An innovative noise reduction system that uses active force cancellation sparks considerable interest among the world’s major automobile manufacturers.
In the past, attempts to reduce the effects of noise and vibration in vehicles have been based on passive technology and the use of elastomeric springs for isolation. However, Trelleborg’s anti-vibration experts have now developed an innovative noise reduction system that uses active force cancellation, sparking considerable interest among the world’s major automobile manufacturers.
The active force cancellation system uses special actuators located near mount attachment points to generate waves at the same frequency and amplitude as those created by noise and vibrations. When transmitted completely out of phase, the waves cancel each other out.
“It sounds simple, but we have been working on it for more than a decade,” says Manfred Hofmann, technical director at Trelleborg Automotive’s
Now Trelleborg is talking to automotive manufacturers and offering the active force cancellation system as an alternative to the current use of balance shafts for noise reduction.
“Use of balance shafts is quite expensive technology and it mainly works for higher RPMs, so we’re suggesting manufacturers opt for an active system instead, which offers wider performance,” says Hofmann.
The system is also perfectly suited to new and more environmentally friendly engine configurations, says Hofmann. “Manufacturers are looking to reduce emissions by introducing new engine configurations that switch off certain cylinders when the engine is not operating at maximum power. Although this contributes to fuel economy, it creates more vibration and noise that our technology can reduce.”
Trelleborg is also looking to target specific vehicles with particular noise reduction requirements.

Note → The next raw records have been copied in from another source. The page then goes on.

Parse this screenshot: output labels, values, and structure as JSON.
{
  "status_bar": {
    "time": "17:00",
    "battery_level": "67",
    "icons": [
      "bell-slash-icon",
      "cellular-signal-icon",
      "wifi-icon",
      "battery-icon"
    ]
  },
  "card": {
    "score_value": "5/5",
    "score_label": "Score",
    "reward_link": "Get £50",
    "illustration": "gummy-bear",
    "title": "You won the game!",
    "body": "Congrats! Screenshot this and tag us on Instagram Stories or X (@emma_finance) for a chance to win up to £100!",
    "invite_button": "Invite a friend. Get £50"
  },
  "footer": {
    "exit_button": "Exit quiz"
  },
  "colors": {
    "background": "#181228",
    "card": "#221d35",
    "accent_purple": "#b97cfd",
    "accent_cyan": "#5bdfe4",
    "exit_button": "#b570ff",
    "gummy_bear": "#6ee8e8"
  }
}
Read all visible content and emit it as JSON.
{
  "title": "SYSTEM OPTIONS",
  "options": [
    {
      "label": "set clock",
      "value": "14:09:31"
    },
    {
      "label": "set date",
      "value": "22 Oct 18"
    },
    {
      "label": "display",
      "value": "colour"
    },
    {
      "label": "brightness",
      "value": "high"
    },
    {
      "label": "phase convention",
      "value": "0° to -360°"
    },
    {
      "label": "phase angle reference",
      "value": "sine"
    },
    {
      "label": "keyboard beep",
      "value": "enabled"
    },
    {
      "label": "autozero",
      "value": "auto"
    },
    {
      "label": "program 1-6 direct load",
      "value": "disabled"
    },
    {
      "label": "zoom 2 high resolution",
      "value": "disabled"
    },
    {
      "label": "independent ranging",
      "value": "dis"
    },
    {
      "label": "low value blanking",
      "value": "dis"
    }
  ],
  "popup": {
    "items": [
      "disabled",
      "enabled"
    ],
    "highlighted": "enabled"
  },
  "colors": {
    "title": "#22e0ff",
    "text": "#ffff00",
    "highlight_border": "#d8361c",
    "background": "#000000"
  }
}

“Some vehicles, such as three-cylinder diesels, have greater need for such technology,” says Hofmann. “Rather than being fitted as standard, active force cancellation systems could be ideal for those cars whose engines create more vibration than others.”

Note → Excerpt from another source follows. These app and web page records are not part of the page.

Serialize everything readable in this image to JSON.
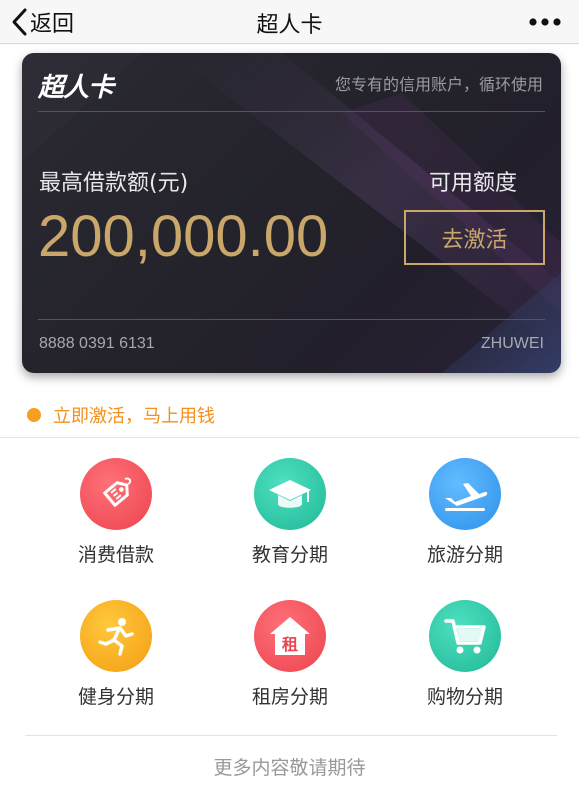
{
  "nav": {
    "back_label": "返回",
    "title": "超人卡",
    "more_icon": "more-dots-icon"
  },
  "card": {
    "logo": "超人卡",
    "tagline": "您专有的信用账户，循环使用",
    "max_label": "最高借款额(元)",
    "amount": "200,000.00",
    "available_label": "可用额度",
    "activate_label": "去激活",
    "card_number": "8888 0391 6131",
    "holder": "ZHUWEI",
    "accent_color": "#c9a76a"
  },
  "notice": {
    "text": "立即激活，马上用钱",
    "color": "#f2901e"
  },
  "services": [
    {
      "label": "消费借款",
      "icon": "price-tag-icon",
      "color": "#f0525c"
    },
    {
      "label": "教育分期",
      "icon": "graduation-cap-icon",
      "color": "#2fc7a6"
    },
    {
      "label": "旅游分期",
      "icon": "airplane-icon",
      "color": "#3aa0f0"
    },
    {
      "label": "健身分期",
      "icon": "running-person-icon",
      "color": "#f8a91c"
    },
    {
      "label": "租房分期",
      "icon": "house-rent-icon",
      "color": "#f0525c"
    },
    {
      "label": "购物分期",
      "icon": "shopping-cart-icon",
      "color": "#2fc7a6"
    }
  ],
  "footer": {
    "more_text": "更多内容敬请期待"
  }
}
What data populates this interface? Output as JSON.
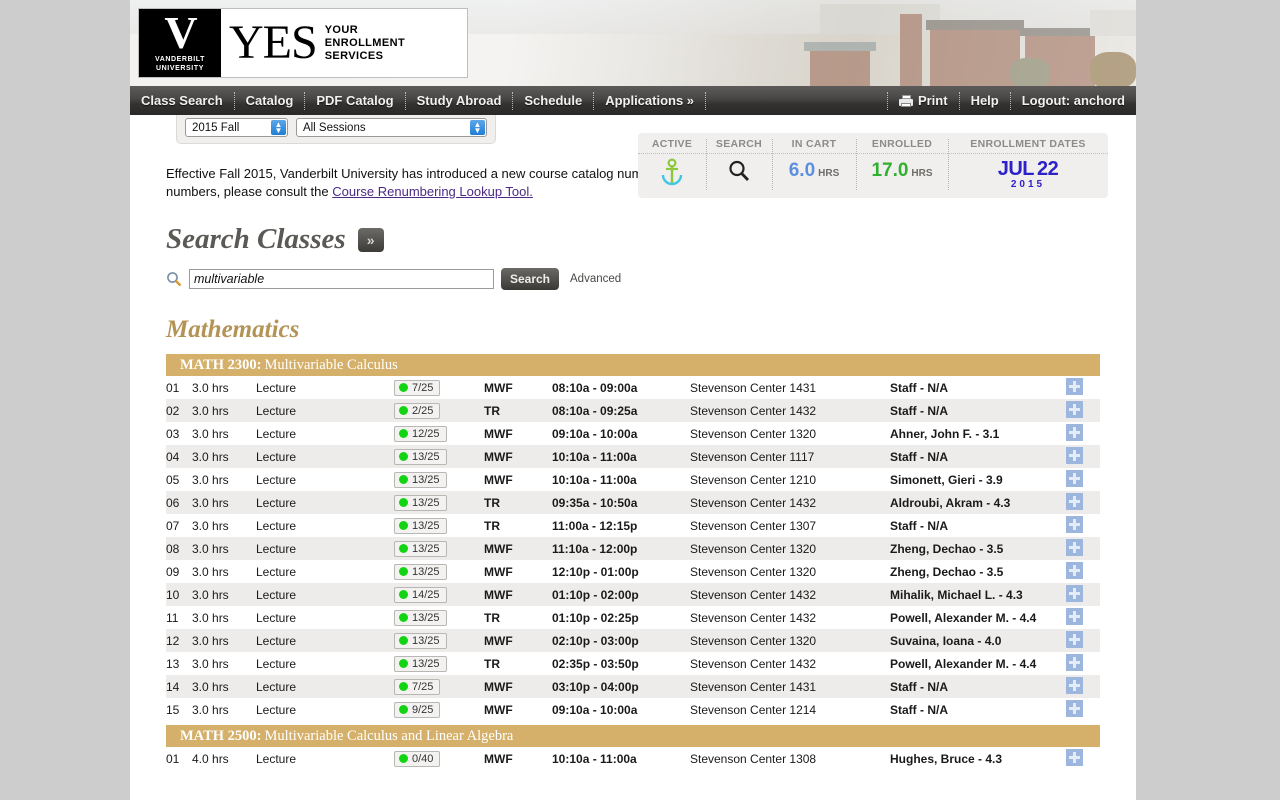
{
  "brand": {
    "university_line1": "VANDERBILT",
    "university_line2": "UNIVERSITY",
    "yes": "YES",
    "tagline_1": "YOUR",
    "tagline_2": "ENROLLMENT",
    "tagline_3": "SERVICES"
  },
  "nav": {
    "left_items": [
      "Class Search",
      "Catalog",
      "PDF Catalog",
      "Study Abroad",
      "Schedule",
      "Applications »"
    ],
    "print": "Print",
    "help": "Help",
    "logout": "Logout: anchord"
  },
  "term_bar": {
    "term": "2015 Fall",
    "session": "All Sessions"
  },
  "status": {
    "active_label": "ACTIVE",
    "search_label": "SEARCH",
    "cart_label": "IN CART",
    "cart_value": "6.0",
    "cart_units": "HRS",
    "cart_color": "#5b8fe0",
    "enrolled_label": "ENROLLED",
    "enrolled_value": "17.0",
    "enrolled_units": "HRS",
    "enrolled_color": "#2fb02f",
    "dates_label": "ENROLLMENT DATES",
    "dates_month": "JUL",
    "dates_day": "22",
    "dates_year": "2015"
  },
  "notice": {
    "text_before": "Effective Fall 2015, Vanderbilt University has introduced a new course catalog numbering scheme. For assistance with the translation between old and new numbers, please consult the ",
    "link": "Course Renumbering Lookup Tool."
  },
  "search": {
    "heading": "Search Classes",
    "expand_button": "»",
    "input_value": "multivariable",
    "button_label": "Search",
    "advanced_label": "Advanced"
  },
  "department": "Mathematics",
  "courses": [
    {
      "code": "MATH 2300:",
      "title": "Multivariable Calculus",
      "sections": [
        {
          "sec": "01",
          "hrs": "3.0 hrs",
          "type": "Lecture",
          "avail": "7/25",
          "days": "MWF",
          "time": "08:10a - 09:00a",
          "loc": "Stevenson Center 1431",
          "instructor": "Staff - N/A",
          "rating_color": "dark"
        },
        {
          "sec": "02",
          "hrs": "3.0 hrs",
          "type": "Lecture",
          "avail": "2/25",
          "days": "TR",
          "time": "08:10a - 09:25a",
          "loc": "Stevenson Center 1432",
          "instructor": "Staff - N/A",
          "rating_color": "dark"
        },
        {
          "sec": "03",
          "hrs": "3.0 hrs",
          "type": "Lecture",
          "avail": "12/25",
          "days": "MWF",
          "time": "09:10a - 10:00a",
          "loc": "Stevenson Center 1320",
          "instructor": "Ahner, John F. - 3.1",
          "rating_color": "orange"
        },
        {
          "sec": "04",
          "hrs": "3.0 hrs",
          "type": "Lecture",
          "avail": "13/25",
          "days": "MWF",
          "time": "10:10a - 11:00a",
          "loc": "Stevenson Center 1117",
          "instructor": "Staff - N/A",
          "rating_color": "dark"
        },
        {
          "sec": "05",
          "hrs": "3.0 hrs",
          "type": "Lecture",
          "avail": "13/25",
          "days": "MWF",
          "time": "10:10a - 11:00a",
          "loc": "Stevenson Center 1210",
          "instructor": "Simonett, Gieri - 3.9",
          "rating_color": "orange"
        },
        {
          "sec": "06",
          "hrs": "3.0 hrs",
          "type": "Lecture",
          "avail": "13/25",
          "days": "TR",
          "time": "09:35a - 10:50a",
          "loc": "Stevenson Center 1432",
          "instructor": "Aldroubi, Akram - 4.3",
          "rating_color": "green"
        },
        {
          "sec": "07",
          "hrs": "3.0 hrs",
          "type": "Lecture",
          "avail": "13/25",
          "days": "TR",
          "time": "11:00a - 12:15p",
          "loc": "Stevenson Center 1307",
          "instructor": "Staff - N/A",
          "rating_color": "dark"
        },
        {
          "sec": "08",
          "hrs": "3.0 hrs",
          "type": "Lecture",
          "avail": "13/25",
          "days": "MWF",
          "time": "11:10a - 12:00p",
          "loc": "Stevenson Center 1320",
          "instructor": "Zheng, Dechao - 3.5",
          "rating_color": "orange"
        },
        {
          "sec": "09",
          "hrs": "3.0 hrs",
          "type": "Lecture",
          "avail": "13/25",
          "days": "MWF",
          "time": "12:10p - 01:00p",
          "loc": "Stevenson Center 1320",
          "instructor": "Zheng, Dechao - 3.5",
          "rating_color": "orange"
        },
        {
          "sec": "10",
          "hrs": "3.0 hrs",
          "type": "Lecture",
          "avail": "14/25",
          "days": "MWF",
          "time": "01:10p - 02:00p",
          "loc": "Stevenson Center 1432",
          "instructor": "Mihalik, Michael L. - 4.3",
          "rating_color": "green"
        },
        {
          "sec": "11",
          "hrs": "3.0 hrs",
          "type": "Lecture",
          "avail": "13/25",
          "days": "TR",
          "time": "01:10p - 02:25p",
          "loc": "Stevenson Center 1432",
          "instructor": "Powell, Alexander M. - 4.4",
          "rating_color": "green"
        },
        {
          "sec": "12",
          "hrs": "3.0 hrs",
          "type": "Lecture",
          "avail": "13/25",
          "days": "MWF",
          "time": "02:10p - 03:00p",
          "loc": "Stevenson Center 1320",
          "instructor": "Suvaina, Ioana - 4.0",
          "rating_color": "green"
        },
        {
          "sec": "13",
          "hrs": "3.0 hrs",
          "type": "Lecture",
          "avail": "13/25",
          "days": "TR",
          "time": "02:35p - 03:50p",
          "loc": "Stevenson Center 1432",
          "instructor": "Powell, Alexander M. - 4.4",
          "rating_color": "green"
        },
        {
          "sec": "14",
          "hrs": "3.0 hrs",
          "type": "Lecture",
          "avail": "7/25",
          "days": "MWF",
          "time": "03:10p - 04:00p",
          "loc": "Stevenson Center 1431",
          "instructor": "Staff - N/A",
          "rating_color": "dark"
        },
        {
          "sec": "15",
          "hrs": "3.0 hrs",
          "type": "Lecture",
          "avail": "9/25",
          "days": "MWF",
          "time": "09:10a - 10:00a",
          "loc": "Stevenson Center 1214",
          "instructor": "Staff - N/A",
          "rating_color": "dark"
        }
      ]
    },
    {
      "code": "MATH 2500:",
      "title": "Multivariable Calculus and Linear Algebra",
      "sections": [
        {
          "sec": "01",
          "hrs": "4.0 hrs",
          "type": "Lecture",
          "avail": "0/40",
          "days": "MWF",
          "time": "10:10a - 11:00a",
          "loc": "Stevenson Center 1308",
          "instructor": "Hughes, Bruce - 4.3",
          "rating_color": "green"
        }
      ]
    }
  ]
}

Another potential use for the technology was highlighted by recent inquiries from one major manufacturer who is currently examining a project to create the perfect engine sound to suit the car model.
“Rather than canceling it out, they want to tune the sound to create a desirable sound quality with specific harmonics,” says Hofmann.
For the cars of the future, there is still a role for active force cancellation to play, contends Hofmann. “With the industry looking to fuel-cell technology in the future, engines will make a lot less noise once the internal combustion is removed. However, there could still be problems with wind or other disturbing noises, which would be an ideal application for us to create a better driving experience.”
Harmonic waves are key
Active force cancellation uses actuators to generate waves of the same frequency and amplitude as the disturbance force that are 180 degrees out of phase with the original. The actuators are driven in a closed feed forward control loop, which means that multiple order harmonic waves are cancelled even when engine speeds change very quickly.